Only the number is wanted: how many lines in the material below contain "time".
============
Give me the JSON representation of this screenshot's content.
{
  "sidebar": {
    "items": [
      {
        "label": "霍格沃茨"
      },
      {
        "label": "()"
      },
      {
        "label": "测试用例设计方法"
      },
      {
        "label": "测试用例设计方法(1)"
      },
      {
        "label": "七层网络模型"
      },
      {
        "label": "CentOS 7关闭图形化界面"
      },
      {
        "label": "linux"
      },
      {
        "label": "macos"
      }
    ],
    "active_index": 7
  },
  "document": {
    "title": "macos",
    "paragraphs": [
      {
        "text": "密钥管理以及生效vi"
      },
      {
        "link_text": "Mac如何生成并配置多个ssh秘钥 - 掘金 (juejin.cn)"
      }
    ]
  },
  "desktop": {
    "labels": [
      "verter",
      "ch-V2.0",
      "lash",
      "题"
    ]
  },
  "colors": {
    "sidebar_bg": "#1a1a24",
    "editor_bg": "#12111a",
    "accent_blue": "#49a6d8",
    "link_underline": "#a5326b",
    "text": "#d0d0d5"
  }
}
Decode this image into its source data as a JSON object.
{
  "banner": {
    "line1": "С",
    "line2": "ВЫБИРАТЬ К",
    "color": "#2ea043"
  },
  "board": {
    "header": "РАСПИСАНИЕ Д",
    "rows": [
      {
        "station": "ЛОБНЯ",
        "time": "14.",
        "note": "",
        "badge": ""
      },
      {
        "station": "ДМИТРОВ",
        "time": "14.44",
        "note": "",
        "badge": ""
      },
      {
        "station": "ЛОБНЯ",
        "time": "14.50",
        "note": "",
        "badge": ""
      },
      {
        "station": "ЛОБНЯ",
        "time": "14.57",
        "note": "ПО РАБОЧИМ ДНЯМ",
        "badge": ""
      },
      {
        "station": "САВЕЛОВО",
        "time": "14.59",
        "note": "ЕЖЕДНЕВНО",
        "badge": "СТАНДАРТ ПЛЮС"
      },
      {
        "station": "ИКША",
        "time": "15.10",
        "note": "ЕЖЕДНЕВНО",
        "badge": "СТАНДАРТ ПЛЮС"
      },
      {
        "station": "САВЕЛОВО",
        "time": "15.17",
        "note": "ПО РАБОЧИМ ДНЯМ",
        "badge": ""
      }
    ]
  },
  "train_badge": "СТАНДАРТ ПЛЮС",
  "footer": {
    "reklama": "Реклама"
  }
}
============
=== Solution ===
7